START Record excerpts

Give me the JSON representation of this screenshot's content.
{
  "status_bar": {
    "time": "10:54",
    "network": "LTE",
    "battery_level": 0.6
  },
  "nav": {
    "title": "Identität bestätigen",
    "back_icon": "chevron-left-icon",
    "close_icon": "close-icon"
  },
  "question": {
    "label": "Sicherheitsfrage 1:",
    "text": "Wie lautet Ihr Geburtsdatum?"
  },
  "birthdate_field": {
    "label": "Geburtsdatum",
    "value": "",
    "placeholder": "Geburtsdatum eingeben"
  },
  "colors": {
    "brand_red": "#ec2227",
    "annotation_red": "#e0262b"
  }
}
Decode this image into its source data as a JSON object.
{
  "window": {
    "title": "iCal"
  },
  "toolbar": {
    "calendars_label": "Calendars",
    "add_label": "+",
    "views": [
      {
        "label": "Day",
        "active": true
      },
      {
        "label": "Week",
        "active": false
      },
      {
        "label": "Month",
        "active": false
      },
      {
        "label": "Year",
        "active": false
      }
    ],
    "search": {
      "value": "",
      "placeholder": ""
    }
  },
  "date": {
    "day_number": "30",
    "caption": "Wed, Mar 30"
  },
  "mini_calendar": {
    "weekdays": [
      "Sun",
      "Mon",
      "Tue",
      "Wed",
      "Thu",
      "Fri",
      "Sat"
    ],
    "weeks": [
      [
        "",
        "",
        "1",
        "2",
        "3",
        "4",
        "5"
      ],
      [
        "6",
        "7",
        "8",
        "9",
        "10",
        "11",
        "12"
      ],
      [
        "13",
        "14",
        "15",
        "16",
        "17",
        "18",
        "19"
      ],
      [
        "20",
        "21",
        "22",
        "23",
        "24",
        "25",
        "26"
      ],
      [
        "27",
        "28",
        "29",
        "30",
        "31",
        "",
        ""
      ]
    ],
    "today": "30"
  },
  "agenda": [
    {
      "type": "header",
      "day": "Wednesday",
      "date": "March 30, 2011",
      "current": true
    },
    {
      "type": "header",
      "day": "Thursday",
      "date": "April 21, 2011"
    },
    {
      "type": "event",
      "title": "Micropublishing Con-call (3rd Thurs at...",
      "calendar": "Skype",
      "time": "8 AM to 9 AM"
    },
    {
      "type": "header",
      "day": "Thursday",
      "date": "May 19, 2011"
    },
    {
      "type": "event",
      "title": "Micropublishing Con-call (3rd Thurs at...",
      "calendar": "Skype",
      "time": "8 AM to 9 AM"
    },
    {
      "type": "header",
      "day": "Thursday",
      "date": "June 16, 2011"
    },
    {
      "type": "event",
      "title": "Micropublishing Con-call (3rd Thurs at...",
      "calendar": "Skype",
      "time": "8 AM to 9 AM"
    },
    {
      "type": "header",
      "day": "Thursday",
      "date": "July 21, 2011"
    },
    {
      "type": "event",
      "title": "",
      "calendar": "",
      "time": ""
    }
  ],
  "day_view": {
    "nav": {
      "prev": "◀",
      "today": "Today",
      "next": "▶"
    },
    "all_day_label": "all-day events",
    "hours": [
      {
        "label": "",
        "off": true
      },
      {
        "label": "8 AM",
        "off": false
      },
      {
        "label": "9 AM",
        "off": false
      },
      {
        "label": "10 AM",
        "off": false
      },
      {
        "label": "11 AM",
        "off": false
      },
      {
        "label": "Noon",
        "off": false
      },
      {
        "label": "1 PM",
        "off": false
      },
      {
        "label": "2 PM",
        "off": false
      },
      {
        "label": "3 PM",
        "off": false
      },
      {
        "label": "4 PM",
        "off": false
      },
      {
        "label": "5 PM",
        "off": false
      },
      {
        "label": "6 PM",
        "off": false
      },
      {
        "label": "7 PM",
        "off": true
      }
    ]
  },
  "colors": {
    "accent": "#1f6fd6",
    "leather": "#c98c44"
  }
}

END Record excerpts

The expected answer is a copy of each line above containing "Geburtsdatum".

    "text": "Wie lautet Ihr Geburtsdatum?"
    "label": "Geburtsdatum",
    "placeholder": "Geburtsdatum eingeben"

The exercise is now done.